Dataset excerpts
---

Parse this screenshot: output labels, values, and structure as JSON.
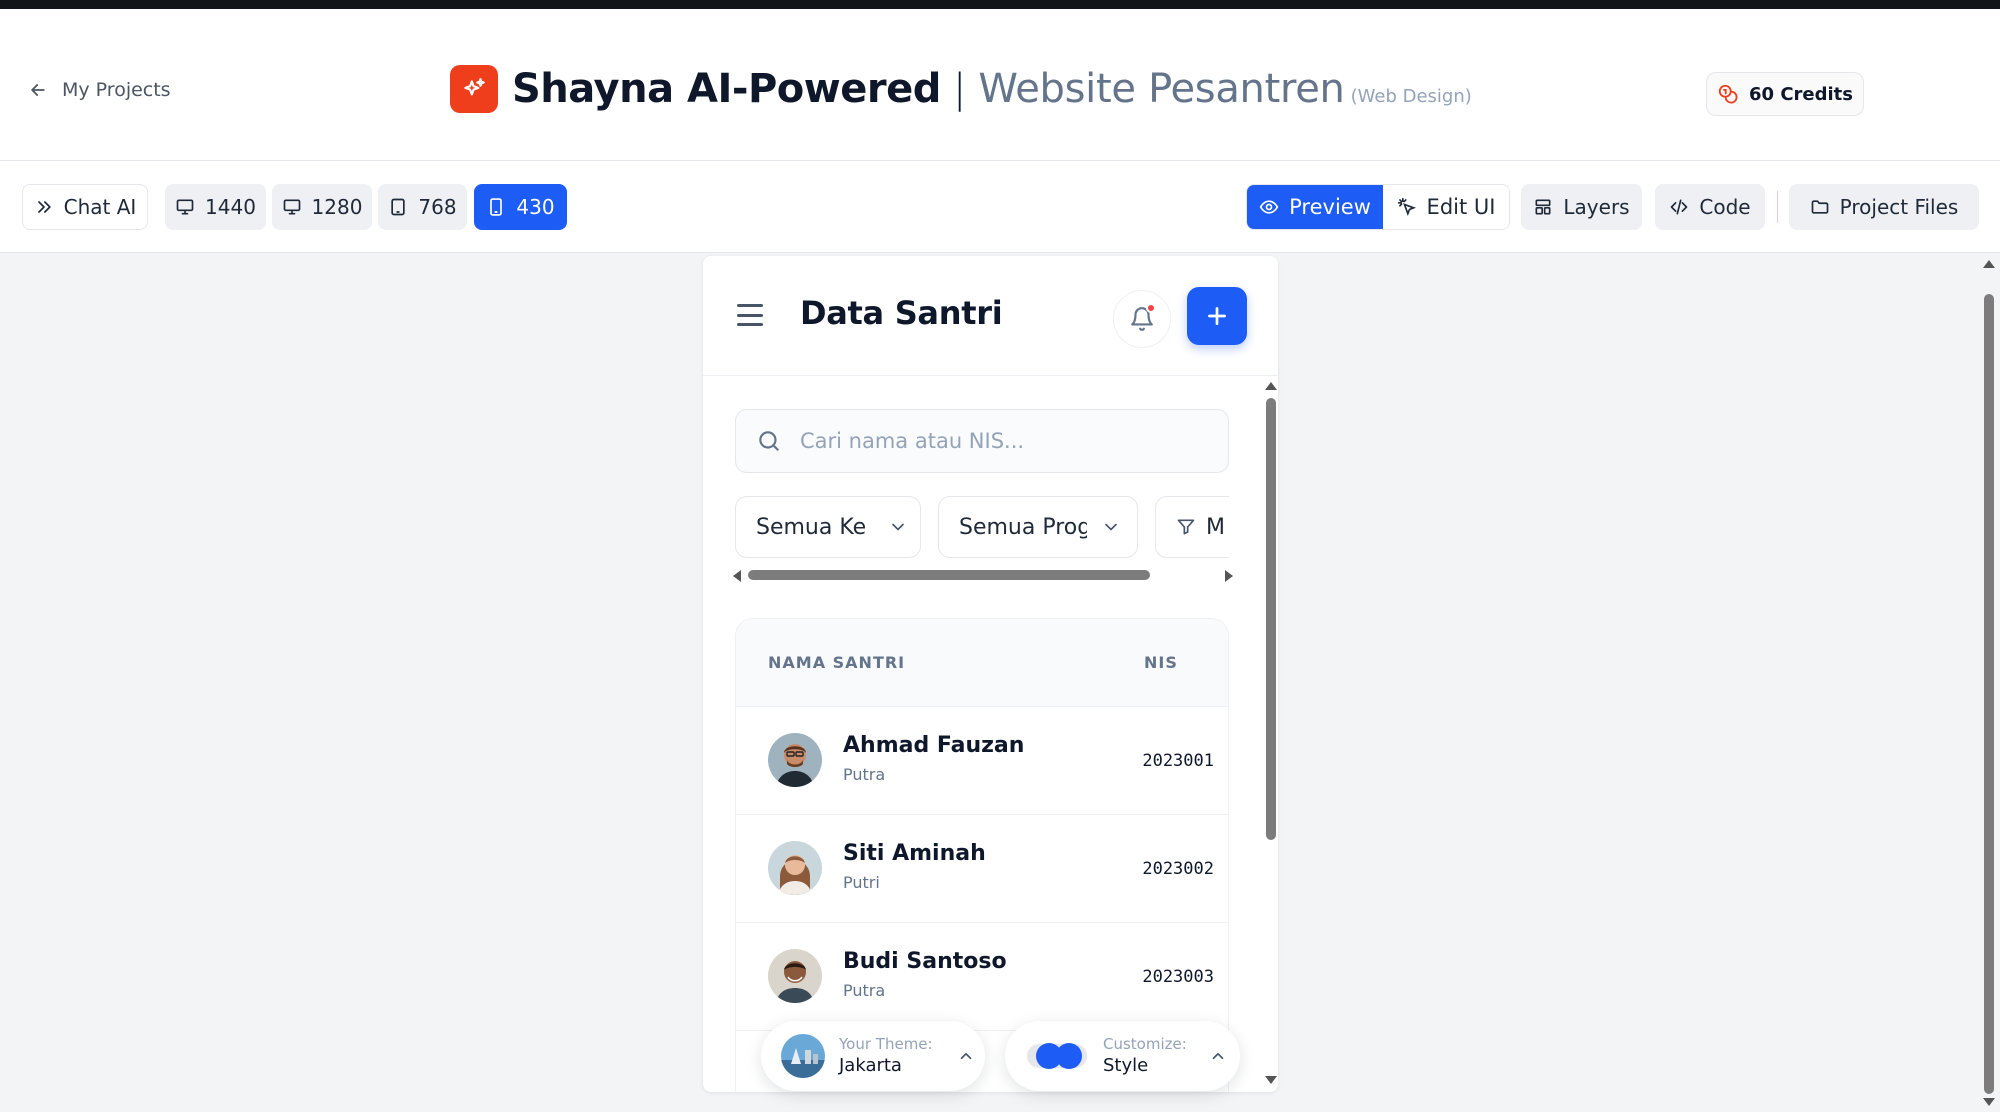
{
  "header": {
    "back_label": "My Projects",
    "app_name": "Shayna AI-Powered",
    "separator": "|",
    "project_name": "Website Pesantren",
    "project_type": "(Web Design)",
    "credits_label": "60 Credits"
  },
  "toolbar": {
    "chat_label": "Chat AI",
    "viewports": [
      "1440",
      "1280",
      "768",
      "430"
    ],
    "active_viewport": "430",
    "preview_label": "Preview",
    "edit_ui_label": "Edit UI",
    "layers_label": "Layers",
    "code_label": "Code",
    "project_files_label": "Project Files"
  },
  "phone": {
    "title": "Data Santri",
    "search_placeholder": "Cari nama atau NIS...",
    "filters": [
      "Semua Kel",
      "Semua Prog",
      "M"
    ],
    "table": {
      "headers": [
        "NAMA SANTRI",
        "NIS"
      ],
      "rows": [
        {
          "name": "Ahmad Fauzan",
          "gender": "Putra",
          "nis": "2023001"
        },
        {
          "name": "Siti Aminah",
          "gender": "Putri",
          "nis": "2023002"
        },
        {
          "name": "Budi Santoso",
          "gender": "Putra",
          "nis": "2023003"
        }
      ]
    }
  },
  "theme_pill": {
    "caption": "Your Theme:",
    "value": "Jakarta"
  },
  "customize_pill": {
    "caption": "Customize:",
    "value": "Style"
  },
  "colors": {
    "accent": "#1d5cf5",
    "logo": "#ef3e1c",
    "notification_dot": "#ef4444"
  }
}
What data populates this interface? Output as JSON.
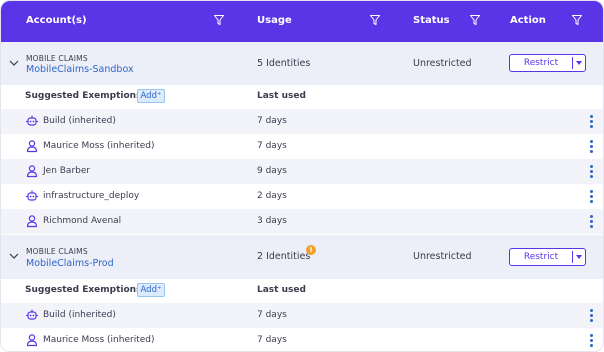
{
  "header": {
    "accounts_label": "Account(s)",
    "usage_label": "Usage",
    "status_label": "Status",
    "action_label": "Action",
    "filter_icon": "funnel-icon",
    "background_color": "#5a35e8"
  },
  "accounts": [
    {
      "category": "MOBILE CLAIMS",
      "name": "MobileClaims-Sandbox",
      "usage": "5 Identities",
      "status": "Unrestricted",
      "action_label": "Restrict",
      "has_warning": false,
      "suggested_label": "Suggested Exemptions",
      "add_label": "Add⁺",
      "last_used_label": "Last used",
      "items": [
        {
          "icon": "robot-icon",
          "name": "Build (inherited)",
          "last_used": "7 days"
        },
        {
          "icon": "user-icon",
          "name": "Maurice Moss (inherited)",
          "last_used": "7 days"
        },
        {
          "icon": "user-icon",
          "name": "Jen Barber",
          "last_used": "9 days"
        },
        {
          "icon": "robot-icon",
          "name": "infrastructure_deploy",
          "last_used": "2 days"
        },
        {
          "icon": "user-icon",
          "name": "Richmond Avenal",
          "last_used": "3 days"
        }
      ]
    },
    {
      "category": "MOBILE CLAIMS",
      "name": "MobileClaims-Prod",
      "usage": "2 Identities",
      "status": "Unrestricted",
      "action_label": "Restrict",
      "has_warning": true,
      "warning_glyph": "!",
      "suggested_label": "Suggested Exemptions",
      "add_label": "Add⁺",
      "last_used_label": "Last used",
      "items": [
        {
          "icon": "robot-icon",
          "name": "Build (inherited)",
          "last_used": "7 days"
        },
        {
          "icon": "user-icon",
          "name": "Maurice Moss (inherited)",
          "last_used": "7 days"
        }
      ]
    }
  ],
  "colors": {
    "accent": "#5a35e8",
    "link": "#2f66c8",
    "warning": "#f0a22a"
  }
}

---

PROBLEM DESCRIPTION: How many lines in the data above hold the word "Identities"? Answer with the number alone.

RESPONSE TO THE TASK: 2